We first spotted Sgnl when it launched as a Kickstarter project last year, and this month I got the opportunity to try a near-final prototype at the IFA technology conference in Berlin, ahead of Sgnl (finally) shipping to backers next month.
But anyway, back to my finger-ear situation.
Sgnl is a wrist-strap that can be attached to either a smartwatch, like Apple Watch, or a plain old regular wristwatch.
Through the wonders of Bluetooth it’ll connect to your smartphone and when your phone rings, rather than piping the audio out of your phone, a pad on the inside of Sgnl will feverishly start vibrating sending the audio to your fingertip while a microphone in the wristband will pick up your voice.
Press said fingertip in your ear or, more accurately, on your ear and you’re off.
But the most important question, and why you’re probably here, is, how does it sound?
Yeah, not great.
Admittedly I was in a busy convention centre, but the audio that I ‘heard’ was still very muffled, distant and distorted enough as to make one word in every five almost inaudible.
I also had to press very hard, and very precisely, against certain parts of my ear (the more boney bits), which quickly became uncomfortable – you wouldn’t want to be taking any long calls on this.
But it’s not all doom and gloom.
Taking a call with Sgnl is, yes, quite liberating. It paints a vision of the future where your Apple Watch buzzes with a call, and you simply finger-ear to discreetly answer.
It’s a future I like the sound of.
Sadly Sgnl isn’t there yet, and I’m not sure if it ever will be.
Today their wrist-strap is an expensive ($149) demo of what could be. It’s a technology that will likely be swooped on by tech giants like Apple and Samsung, developed, improved and then built into millions of devices around the world. None made by Sgnl.

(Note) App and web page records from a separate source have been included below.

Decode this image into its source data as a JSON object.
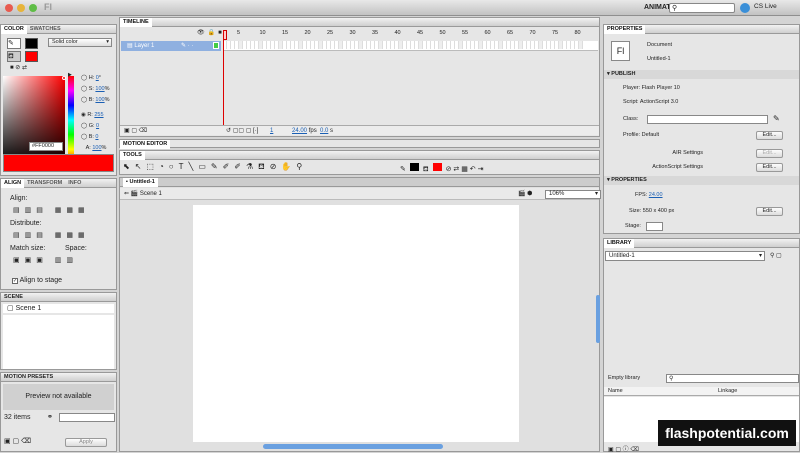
{
  "app": {
    "logo": "Fl",
    "workspace": "ANIMATOR",
    "search_placeholder": "",
    "cs_live": "CS Live"
  },
  "color_panel": {
    "tabs": [
      "COLOR",
      "SWATCHES"
    ],
    "fill_type": "Solid color",
    "h": "0",
    "h_unit": "°",
    "s": "100",
    "s_unit": "%",
    "b": "100",
    "b_unit": "%",
    "r": "255",
    "g": "0",
    "b2": "0",
    "alpha": "100",
    "alpha_unit": "%",
    "hex": "FF0000",
    "labels": {
      "h": "H:",
      "s": "S:",
      "b": "B:",
      "r": "R:",
      "g": "G:",
      "b2": "B:",
      "a": "A:"
    },
    "current_color": "#ff0000"
  },
  "align_panel": {
    "tabs": [
      "ALIGN",
      "TRANSFORM",
      "INFO"
    ],
    "align_label": "Align:",
    "distribute_label": "Distribute:",
    "match_label": "Match size:",
    "space_label": "Space:",
    "stage_label": "Align to stage"
  },
  "scene_panel": {
    "title": "SCENE",
    "scene": "Scene 1"
  },
  "motion_presets": {
    "title": "MOTION PRESETS",
    "preview": "Preview not available",
    "count": "32 items",
    "apply": "Apply"
  },
  "timeline": {
    "title": "TIMELINE",
    "layer": "Layer 1",
    "frame_numbers": [
      "5",
      "10",
      "15",
      "20",
      "25",
      "30",
      "35",
      "40",
      "45",
      "50",
      "55",
      "60",
      "65",
      "70",
      "75",
      "80"
    ],
    "current_frame": "1",
    "fps": "24.00",
    "fps_unit": "fps",
    "time": "0.0",
    "time_unit": "s"
  },
  "motion_editor": {
    "title": "MOTION EDITOR"
  },
  "tools": {
    "title": "TOOLS"
  },
  "document": {
    "tab": "Untitled-1",
    "scene": "Scene 1",
    "zoom": "106%"
  },
  "properties": {
    "title": "PROPERTIES",
    "doc_type": "Document",
    "doc_name": "Untitled-1",
    "publish_header": "PUBLISH",
    "player_label": "Player:",
    "player": "Flash Player 10",
    "script_label": "Script:",
    "script": "ActionScript 3.0",
    "class_label": "Class:",
    "profile_label": "Profile:",
    "profile": "Default",
    "edit": "Edit...",
    "air_label": "AIR Settings",
    "as_label": "ActionScript Settings",
    "props_header": "PROPERTIES",
    "fps_label": "FPS:",
    "fps": "24.00",
    "size_label": "Size:",
    "size": "550 x 400 px",
    "stage_label": "Stage:"
  },
  "library": {
    "title": "LIBRARY",
    "doc": "Untitled-1",
    "empty": "Empty library",
    "col_name": "Name",
    "col_linkage": "Linkage"
  },
  "watermark": "flashpotential.com"
}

The company might be remembered as the groundbreaking innovator which put us on the path to a bone-conduction future. But, more likely than not, it won’t be.